= Beginning of Section =

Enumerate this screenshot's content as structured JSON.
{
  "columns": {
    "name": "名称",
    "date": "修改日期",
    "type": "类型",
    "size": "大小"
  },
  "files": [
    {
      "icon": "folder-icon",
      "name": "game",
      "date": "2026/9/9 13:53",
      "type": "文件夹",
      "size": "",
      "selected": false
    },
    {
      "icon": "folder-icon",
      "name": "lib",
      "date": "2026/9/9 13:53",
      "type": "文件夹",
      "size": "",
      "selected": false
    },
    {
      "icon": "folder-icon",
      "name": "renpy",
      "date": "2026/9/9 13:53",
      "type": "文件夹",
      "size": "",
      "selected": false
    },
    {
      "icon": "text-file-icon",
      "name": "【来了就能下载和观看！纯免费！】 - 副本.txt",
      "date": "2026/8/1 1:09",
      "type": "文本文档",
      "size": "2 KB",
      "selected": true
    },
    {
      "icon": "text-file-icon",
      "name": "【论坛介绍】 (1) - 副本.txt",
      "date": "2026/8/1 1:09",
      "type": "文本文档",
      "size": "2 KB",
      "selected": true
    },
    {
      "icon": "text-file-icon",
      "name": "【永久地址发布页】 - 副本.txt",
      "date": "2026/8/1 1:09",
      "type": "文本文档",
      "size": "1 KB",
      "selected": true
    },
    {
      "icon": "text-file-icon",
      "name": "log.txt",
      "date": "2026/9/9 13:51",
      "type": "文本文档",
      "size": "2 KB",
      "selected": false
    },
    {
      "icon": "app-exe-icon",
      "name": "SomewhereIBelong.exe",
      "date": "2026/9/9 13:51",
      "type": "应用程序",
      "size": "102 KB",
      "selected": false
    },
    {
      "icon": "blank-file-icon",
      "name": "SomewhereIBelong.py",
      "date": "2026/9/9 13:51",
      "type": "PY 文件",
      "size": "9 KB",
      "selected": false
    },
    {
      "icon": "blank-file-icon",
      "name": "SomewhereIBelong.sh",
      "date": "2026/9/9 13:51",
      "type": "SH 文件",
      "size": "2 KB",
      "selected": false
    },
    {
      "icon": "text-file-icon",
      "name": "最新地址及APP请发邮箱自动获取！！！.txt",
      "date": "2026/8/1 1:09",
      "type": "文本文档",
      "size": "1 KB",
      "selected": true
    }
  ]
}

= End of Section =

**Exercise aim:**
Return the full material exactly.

**Exercise answer:**
Enumerate this screenshot's content as structured JSON.
{
  "columns": {
    "name": "名称",
    "date": "修改日期",
    "type": "类型",
    "size": "大小"
  },
  "files": [
    {
      "icon": "folder-icon",
      "name": "game",
      "date": "2026/9/9 13:53",
      "type": "文件夹",
      "size": "",
      "selected": false
    },
    {
      "icon": "folder-icon",
      "name": "lib",
      "date": "2026/9/9 13:53",
      "type": "文件夹",
      "size": "",
      "selected": false
    },
    {
      "icon": "folder-icon",
      "name": "renpy",
      "date": "2026/9/9 13:53",
      "type": "文件夹",
      "size": "",
      "selected": false
    },
    {
      "icon": "text-file-icon",
      "name": "【来了就能下载和观看！纯免费！】 - 副本.txt",
      "date": "2026/8/1 1:09",
      "type": "文本文档",
      "size": "2 KB",
      "selected": true
    },
    {
      "icon": "text-file-icon",
      "name": "【论坛介绍】 (1) - 副本.txt",
      "date": "2026/8/1 1:09",
      "type": "文本文档",
      "size": "2 KB",
      "selected": true
    },
    {
      "icon": "text-file-icon",
      "name": "【永久地址发布页】 - 副本.txt",
      "date": "2026/8/1 1:09",
      "type": "文本文档",
      "size": "1 KB",
      "selected": true
    },
    {
      "icon": "text-file-icon",
      "name": "log.txt",
      "date": "2026/9/9 13:51",
      "type": "文本文档",
      "size": "2 KB",
      "selected": false
    },
    {
      "icon": "app-exe-icon",
      "name": "SomewhereIBelong.exe",
      "date": "2026/9/9 13:51",
      "type": "应用程序",
      "size": "102 KB",
      "selected": false
    },
    {
      "icon": "blank-file-icon",
      "name": "SomewhereIBelong.py",
      "date": "2026/9/9 13:51",
      "type": "PY 文件",
      "size": "9 KB",
      "selected": false
    },
    {
      "icon": "blank-file-icon",
      "name": "SomewhereIBelong.sh",
      "date": "2026/9/9 13:51",
      "type": "SH 文件",
      "size": "2 KB",
      "selected": false
    },
    {
      "icon": "text-file-icon",
      "name": "最新地址及APP请发邮箱自动获取！！！.txt",
      "date": "2026/8/1 1:09",
      "type": "文本文档",
      "size": "1 KB",
      "selected": true
    }
  ]
}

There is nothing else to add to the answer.